Some of the recommendations from the team include the “development of a suite where vulnerable witnesses, including children, might be interviewed, and their testimony secured. This will involve some expenditure on equipment, and training in its use. Known as an ‘ABE Suite’, this facility will offer a child friendly atmosphere, away from the police station, where children can engage with specially trained police officers and social workers, and have their account video recorded and secured. This can be used as evidence in chief in any criminal proceedings.
The consultants made recommendations in relation to:
- Securing forensic evidence from victims, and from computers and mobile telephones
- Training for police officers in conducting investigations into sexual crimes
- Swift passage into law of the Children (Care and Protection) Act 2012 to provide a framework for the more effective operation of child protection measures, and legitimise and shape any interventions in families which are deemed necessary to secure the welfare of children
- Training and supervision of social services workers to improve service delivery
- Securing the retention of effective workers
- Training a cohort of foster carers
- Improving the treatment and monitoring of identified sexual offenders, including legislation which allows the police to intervene if they feel a known offender is likely to reoffend.
- Establishing a Children’s Safeguarding Board to coordinate, shape, and lead efforts to protect children from neglect and abuse.
- Adopting the document ‘Working Together 2013’, which lays down a benchmark for inter agency cooperation in England and Wales, and promotes the notion that safeguarding children is the responsibility of the whole society rather than resting with the professional agencies.
- Launching a public education campaign through print media, radio and posters, to raise the subject of children’s safety and child exploitation.
“Similar campaigns have been undertaken in the UK and in other territories, specifically the Falkland Islands, to some good effect.
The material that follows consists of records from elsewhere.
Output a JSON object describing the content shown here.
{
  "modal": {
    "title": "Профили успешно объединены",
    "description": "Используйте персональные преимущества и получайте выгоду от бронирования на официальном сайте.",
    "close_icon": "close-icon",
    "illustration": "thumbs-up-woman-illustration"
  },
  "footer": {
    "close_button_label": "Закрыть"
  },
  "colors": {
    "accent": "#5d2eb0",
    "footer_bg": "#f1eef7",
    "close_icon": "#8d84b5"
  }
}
The notion of prevention being worth more than any cure will be central to this strategy, and we expect to engage with the Christian Council and the Montserrat Children’s Society as allies in this campaign, which builds upon the cross Caribbean UNICEF ‘Break the Silence’ initiative,” ends the report.
The full review is to be shared with the stakeholders for comments and adoption.